The growing population of homeless New Yorkers is sending creative agency Framlab up a wall–literally. The Oslo- and New York City-based agency has proposed a way to provide shelter for the city’s homeless in an arrangement of 3D-printed micro-neighborhoods comprised of hexagonal modules designed to attach to a scaffold structure, creating a second layer of properties, basically, alongside a building’s empty wall (h/t designboom). In the project, called “Homed,” the modular pods can be clustered together, creating a “cellular mosaic” with their fronts facing the street.
Way better than giant ads

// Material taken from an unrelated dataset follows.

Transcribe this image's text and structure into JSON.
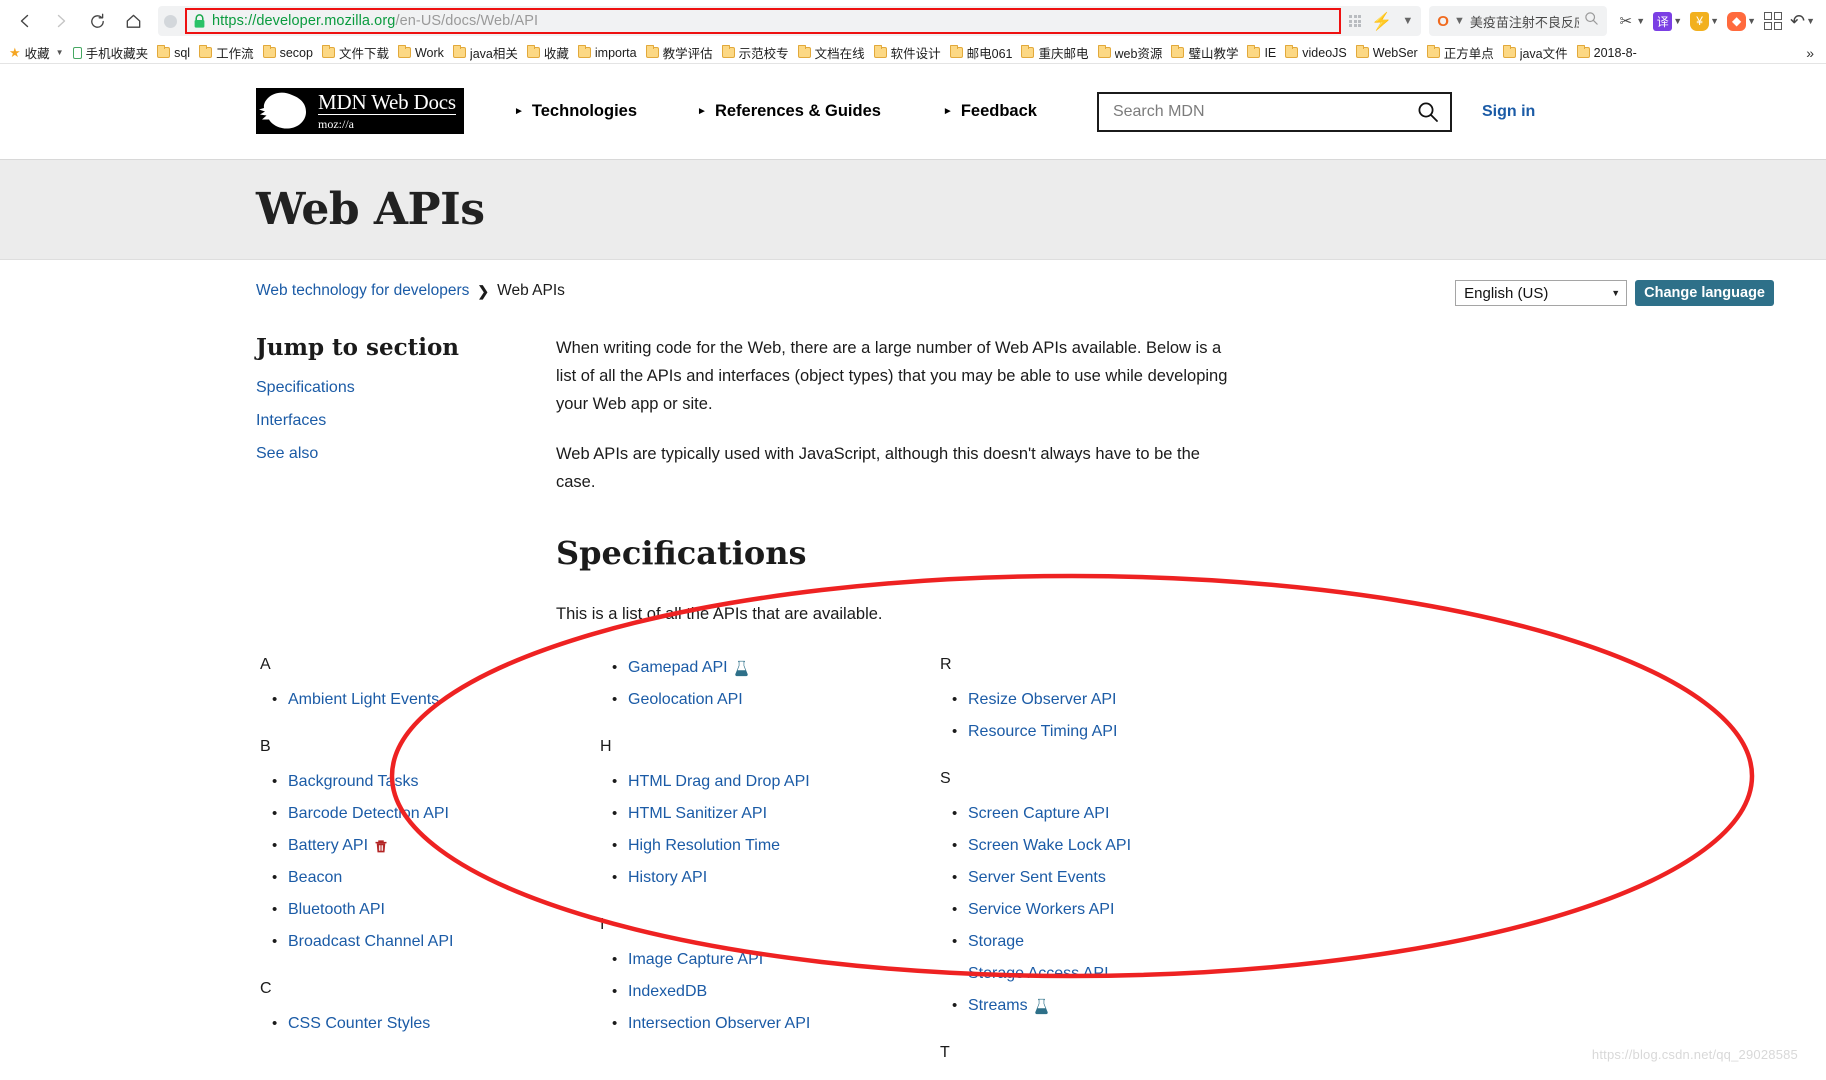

While New York City developers have been laser-focused on bringing us the world’s tallest residential towers, the Chinese are in pursuit of another marker: building them the fastest. A 57-story skyscraper was recently completed in Changsha, Hunan Province in just 19 working days, erected at an incredible rate of three floors a day. Called “Mini Sky City,” the construction is an assembly of 2,736 glass-and-steel modules fabricated off-site over the course of roughly five months. Though the tower may have come quickly, the offerings within don’t fall short: the new high-rise boasts 19 atriums, office space for 4,000 people, 800 apartments, and is reportedly earthquake-resistant.
Watch the incredible video here
As the De Blasio administration struggles to find ways to remedy the city’s affordable housing crisis, here comes a solution from overseas that could help solve their woes while also putting the city’s nearly 15,000 revitalization-ready vacant lots to use. Dubbed Heijmans ONE, these Dutch-made prefab homes are easily portable, easily deployable, and are designed specifically to provide cheap housing for those who need it.
More details on the beautiful design here